WORK REQUIRED: Among the records below, find the lines that contain "glyph" and copy each of them.

SOURCE MATERIAL:
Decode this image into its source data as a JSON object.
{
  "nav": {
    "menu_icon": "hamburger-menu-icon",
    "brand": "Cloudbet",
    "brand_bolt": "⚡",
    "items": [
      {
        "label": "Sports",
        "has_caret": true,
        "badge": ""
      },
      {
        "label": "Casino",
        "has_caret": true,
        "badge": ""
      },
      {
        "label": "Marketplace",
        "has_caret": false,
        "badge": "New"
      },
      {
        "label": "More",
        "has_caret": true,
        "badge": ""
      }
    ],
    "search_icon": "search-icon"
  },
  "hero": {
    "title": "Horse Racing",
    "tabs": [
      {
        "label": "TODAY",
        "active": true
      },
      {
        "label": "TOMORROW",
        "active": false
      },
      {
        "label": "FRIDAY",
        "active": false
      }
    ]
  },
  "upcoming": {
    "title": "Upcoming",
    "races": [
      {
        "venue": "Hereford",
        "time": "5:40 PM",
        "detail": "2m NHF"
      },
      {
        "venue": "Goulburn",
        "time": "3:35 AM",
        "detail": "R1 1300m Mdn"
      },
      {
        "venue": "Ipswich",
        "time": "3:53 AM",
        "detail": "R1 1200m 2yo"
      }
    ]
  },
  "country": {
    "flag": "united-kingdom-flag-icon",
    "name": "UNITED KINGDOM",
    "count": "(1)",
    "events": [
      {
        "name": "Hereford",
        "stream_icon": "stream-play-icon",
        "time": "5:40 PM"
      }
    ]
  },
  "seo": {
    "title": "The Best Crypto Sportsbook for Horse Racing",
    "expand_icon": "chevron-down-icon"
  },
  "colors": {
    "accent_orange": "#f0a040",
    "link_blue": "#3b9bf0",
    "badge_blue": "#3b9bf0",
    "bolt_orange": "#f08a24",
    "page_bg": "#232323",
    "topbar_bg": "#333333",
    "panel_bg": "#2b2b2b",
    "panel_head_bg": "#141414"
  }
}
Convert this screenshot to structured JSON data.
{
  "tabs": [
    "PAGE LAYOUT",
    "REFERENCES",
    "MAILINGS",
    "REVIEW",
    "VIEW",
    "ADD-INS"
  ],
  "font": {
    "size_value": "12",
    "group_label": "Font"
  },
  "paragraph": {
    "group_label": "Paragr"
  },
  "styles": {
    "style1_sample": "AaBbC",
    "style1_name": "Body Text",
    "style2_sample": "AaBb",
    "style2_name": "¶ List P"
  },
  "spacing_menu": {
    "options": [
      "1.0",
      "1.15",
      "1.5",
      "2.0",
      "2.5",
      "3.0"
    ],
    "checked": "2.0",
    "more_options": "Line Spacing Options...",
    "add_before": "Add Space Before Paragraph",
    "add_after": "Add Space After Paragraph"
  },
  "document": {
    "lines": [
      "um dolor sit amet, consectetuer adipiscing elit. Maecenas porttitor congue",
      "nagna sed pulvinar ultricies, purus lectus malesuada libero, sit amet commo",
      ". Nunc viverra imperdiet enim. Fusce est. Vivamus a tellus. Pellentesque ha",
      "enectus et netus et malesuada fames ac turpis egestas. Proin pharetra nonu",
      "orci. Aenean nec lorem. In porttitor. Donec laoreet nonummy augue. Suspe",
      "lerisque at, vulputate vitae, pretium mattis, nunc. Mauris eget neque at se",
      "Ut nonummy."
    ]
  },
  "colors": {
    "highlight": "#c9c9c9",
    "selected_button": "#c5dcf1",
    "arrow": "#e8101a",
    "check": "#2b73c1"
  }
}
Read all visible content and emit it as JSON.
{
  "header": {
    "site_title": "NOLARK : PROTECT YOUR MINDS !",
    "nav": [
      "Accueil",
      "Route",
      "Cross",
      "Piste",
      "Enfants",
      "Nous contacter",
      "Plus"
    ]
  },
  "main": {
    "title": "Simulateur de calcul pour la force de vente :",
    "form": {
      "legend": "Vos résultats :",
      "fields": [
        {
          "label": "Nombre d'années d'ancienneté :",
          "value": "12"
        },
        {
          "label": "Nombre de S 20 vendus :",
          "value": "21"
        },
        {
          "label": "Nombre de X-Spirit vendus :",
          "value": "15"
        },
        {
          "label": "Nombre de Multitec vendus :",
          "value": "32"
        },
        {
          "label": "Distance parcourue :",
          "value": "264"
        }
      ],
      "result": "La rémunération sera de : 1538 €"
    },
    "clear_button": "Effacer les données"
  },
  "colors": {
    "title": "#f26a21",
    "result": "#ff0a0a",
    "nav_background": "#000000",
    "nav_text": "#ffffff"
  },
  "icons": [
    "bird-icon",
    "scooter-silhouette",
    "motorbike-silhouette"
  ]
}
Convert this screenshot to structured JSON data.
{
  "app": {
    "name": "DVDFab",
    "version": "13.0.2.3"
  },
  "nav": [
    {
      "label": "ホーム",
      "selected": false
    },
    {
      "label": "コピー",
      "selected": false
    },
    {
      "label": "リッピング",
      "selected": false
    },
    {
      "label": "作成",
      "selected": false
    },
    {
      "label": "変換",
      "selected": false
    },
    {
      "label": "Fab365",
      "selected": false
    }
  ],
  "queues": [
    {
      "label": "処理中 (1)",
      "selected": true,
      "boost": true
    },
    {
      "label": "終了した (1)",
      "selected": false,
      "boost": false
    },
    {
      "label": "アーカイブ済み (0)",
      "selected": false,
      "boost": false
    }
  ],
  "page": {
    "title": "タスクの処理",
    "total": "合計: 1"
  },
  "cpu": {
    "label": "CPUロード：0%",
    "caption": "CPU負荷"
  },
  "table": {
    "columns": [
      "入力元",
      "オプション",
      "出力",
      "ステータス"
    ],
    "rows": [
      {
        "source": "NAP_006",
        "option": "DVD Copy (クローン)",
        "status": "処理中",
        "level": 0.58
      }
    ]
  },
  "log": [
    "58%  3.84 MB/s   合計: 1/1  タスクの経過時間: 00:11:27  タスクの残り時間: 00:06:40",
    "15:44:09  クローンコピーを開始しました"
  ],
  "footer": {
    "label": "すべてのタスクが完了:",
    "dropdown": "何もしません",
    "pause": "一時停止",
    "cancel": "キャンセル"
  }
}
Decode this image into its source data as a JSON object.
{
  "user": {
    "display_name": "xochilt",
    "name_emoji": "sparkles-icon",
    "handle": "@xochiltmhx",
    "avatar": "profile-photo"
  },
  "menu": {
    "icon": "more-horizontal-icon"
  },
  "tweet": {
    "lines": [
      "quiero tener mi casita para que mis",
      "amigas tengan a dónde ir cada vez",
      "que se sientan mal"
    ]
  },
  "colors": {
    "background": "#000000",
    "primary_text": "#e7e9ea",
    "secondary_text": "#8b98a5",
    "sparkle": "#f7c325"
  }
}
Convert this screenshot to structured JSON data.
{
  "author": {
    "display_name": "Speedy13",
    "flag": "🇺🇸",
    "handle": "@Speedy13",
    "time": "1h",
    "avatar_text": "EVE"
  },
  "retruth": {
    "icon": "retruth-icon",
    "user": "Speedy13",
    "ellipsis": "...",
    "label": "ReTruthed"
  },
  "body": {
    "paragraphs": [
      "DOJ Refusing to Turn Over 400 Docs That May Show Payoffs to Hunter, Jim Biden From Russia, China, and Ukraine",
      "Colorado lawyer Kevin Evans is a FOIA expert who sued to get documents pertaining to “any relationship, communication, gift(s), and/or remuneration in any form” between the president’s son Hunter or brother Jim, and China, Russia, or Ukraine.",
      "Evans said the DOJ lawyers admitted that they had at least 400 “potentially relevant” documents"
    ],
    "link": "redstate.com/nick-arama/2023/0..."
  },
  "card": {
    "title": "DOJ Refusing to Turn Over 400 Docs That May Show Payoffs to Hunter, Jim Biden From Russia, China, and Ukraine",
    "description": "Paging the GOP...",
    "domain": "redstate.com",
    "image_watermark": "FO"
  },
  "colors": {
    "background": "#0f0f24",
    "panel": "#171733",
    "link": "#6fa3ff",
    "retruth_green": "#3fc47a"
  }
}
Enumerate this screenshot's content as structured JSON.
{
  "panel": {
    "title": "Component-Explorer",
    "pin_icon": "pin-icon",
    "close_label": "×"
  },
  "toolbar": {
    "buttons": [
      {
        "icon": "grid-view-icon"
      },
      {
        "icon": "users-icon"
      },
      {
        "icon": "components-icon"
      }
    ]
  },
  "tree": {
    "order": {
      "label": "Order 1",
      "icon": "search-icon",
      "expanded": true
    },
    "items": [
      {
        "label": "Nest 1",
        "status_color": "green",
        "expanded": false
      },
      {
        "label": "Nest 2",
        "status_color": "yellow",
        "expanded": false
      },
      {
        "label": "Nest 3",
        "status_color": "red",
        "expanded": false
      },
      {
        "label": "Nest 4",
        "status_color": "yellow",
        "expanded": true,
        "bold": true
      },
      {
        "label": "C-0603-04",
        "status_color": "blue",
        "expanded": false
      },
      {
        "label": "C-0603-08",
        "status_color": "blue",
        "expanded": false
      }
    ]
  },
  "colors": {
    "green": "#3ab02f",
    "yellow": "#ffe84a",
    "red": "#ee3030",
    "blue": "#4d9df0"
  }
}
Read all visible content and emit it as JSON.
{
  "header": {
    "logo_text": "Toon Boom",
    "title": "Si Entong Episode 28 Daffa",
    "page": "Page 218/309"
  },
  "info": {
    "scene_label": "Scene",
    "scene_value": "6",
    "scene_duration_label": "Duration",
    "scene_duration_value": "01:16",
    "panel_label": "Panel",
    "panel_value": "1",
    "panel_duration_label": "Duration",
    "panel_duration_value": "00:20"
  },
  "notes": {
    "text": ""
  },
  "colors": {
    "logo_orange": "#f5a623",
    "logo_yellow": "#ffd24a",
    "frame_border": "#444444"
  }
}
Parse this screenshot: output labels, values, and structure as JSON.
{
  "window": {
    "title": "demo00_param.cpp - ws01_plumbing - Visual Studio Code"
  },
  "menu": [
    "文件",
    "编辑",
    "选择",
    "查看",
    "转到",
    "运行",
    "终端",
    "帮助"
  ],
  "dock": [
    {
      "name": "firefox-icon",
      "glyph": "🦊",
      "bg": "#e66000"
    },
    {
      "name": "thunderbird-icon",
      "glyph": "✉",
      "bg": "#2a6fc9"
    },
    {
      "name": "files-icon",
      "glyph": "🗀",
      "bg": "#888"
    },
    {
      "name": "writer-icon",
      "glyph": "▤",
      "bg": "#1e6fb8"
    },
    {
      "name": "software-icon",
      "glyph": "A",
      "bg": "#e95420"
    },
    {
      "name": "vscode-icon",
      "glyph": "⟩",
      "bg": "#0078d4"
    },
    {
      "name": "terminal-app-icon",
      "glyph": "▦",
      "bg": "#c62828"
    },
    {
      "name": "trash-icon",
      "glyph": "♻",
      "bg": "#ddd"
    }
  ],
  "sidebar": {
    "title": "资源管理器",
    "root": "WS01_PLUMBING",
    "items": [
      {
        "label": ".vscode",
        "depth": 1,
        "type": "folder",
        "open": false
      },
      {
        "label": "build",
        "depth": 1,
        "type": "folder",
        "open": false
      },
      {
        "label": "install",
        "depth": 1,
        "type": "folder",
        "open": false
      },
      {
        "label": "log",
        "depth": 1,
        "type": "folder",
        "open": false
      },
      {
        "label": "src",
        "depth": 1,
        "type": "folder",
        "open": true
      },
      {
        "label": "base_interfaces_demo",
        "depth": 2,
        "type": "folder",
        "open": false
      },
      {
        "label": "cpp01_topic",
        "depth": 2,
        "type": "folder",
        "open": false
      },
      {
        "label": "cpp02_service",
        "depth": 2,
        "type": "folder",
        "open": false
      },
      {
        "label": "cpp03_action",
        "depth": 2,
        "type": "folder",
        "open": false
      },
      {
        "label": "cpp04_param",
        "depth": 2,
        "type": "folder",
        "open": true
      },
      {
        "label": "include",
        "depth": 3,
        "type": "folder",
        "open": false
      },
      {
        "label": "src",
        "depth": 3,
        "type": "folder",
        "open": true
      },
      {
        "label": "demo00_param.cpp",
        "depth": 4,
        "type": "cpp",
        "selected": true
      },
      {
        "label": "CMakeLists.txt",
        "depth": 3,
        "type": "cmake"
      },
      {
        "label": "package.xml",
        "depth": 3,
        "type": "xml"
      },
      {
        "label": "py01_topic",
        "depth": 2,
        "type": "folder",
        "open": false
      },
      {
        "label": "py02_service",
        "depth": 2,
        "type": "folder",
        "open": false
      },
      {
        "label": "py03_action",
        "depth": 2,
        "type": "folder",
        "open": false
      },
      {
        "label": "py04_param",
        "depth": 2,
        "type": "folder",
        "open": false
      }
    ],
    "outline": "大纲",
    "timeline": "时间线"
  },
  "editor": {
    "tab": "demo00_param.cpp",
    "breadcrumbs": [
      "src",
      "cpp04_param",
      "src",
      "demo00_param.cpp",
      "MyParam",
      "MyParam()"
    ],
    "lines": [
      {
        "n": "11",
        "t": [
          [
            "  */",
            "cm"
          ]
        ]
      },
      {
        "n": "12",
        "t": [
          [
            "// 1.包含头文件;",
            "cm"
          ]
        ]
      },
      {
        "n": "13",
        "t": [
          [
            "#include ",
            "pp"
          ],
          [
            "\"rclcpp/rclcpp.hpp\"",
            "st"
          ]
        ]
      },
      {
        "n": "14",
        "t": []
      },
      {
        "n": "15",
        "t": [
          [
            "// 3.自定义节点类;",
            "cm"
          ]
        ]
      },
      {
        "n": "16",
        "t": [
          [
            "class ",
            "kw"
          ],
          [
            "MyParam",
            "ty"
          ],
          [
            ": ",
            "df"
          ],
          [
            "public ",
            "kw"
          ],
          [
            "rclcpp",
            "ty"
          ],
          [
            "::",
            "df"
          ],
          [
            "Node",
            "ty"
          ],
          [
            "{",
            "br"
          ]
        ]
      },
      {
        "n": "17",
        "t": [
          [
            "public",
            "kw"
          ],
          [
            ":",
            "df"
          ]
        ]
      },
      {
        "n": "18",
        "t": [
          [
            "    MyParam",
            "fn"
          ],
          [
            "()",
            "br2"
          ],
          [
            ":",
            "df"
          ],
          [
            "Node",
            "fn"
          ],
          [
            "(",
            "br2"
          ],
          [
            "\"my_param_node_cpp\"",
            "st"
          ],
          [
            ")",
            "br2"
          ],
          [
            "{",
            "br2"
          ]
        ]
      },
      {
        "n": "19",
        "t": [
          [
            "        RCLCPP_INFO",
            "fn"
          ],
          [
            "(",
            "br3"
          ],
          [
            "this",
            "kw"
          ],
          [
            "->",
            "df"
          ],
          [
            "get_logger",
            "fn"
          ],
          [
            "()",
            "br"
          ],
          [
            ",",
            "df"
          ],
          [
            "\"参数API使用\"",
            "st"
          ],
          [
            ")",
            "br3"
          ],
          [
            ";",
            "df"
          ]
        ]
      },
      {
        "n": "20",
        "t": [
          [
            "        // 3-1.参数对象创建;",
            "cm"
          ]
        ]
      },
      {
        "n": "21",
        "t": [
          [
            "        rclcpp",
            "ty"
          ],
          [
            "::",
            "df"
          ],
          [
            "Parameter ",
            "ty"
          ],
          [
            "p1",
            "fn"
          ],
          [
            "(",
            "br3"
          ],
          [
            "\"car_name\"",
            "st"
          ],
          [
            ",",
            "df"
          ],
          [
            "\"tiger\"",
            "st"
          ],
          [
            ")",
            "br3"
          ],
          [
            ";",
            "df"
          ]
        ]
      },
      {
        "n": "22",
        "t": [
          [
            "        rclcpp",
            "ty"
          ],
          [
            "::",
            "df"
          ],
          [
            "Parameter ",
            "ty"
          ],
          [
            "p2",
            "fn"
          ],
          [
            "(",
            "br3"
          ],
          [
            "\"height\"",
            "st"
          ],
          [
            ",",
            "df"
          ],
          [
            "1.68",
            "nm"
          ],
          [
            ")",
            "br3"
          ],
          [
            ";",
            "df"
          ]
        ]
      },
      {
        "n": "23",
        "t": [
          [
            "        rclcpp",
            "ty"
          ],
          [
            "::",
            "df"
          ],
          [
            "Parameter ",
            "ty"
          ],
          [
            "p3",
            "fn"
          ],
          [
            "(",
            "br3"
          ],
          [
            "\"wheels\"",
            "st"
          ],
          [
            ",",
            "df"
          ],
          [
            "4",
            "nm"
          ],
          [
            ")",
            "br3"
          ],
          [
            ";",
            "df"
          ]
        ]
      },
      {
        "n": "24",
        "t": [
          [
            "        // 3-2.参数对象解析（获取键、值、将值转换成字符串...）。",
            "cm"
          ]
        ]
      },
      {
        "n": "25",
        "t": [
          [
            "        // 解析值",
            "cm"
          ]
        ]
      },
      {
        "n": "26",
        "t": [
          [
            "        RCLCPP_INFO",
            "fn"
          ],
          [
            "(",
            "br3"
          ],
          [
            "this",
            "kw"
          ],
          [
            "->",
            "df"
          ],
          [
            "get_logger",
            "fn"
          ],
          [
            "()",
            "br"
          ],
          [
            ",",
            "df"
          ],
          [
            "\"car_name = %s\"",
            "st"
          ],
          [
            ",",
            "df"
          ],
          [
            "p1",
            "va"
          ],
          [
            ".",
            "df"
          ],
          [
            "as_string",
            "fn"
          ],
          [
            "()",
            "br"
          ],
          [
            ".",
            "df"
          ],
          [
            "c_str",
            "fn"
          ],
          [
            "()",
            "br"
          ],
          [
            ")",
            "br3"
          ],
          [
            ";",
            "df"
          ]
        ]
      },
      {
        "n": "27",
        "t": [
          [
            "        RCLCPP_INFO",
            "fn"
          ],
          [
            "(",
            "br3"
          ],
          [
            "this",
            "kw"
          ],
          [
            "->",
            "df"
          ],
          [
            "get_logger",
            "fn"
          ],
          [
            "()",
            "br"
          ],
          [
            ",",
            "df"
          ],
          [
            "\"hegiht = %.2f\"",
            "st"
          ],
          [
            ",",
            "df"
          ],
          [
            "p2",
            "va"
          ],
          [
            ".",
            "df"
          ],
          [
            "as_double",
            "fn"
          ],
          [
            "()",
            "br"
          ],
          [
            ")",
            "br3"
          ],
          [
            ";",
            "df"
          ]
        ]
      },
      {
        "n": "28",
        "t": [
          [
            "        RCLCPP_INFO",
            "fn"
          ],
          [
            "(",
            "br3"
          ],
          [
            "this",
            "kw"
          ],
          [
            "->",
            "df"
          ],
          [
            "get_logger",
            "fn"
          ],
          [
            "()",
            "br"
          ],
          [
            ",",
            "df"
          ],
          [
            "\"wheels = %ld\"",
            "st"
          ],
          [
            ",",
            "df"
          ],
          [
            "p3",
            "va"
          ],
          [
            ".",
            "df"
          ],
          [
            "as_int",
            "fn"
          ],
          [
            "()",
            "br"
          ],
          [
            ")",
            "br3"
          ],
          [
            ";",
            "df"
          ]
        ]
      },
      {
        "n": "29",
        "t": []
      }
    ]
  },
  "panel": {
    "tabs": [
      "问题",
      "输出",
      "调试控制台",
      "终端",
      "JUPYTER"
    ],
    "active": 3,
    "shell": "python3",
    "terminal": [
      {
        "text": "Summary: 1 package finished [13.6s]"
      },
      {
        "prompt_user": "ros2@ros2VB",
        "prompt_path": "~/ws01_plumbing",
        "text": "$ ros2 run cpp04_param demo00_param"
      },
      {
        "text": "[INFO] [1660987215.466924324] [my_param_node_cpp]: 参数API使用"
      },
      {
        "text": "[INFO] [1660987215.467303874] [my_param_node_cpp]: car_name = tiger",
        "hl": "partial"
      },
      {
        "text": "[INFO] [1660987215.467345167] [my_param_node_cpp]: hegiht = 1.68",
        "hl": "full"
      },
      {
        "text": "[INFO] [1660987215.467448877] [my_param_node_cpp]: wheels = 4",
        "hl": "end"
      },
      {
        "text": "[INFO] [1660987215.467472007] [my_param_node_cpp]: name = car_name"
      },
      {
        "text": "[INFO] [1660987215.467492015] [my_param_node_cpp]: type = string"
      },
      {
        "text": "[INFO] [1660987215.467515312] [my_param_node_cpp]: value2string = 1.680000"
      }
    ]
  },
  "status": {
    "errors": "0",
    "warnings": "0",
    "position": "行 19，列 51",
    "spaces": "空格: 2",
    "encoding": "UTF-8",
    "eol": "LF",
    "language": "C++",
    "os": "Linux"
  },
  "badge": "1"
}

RESULT OF THE EXERCISE:
      "glyph": "🦊",
      "glyph": "✉",
      "glyph": "🗀",
      "glyph": "▤",
      "glyph": "A",
      "glyph": "⟩",
      "glyph": "▦",
      "glyph": "♻",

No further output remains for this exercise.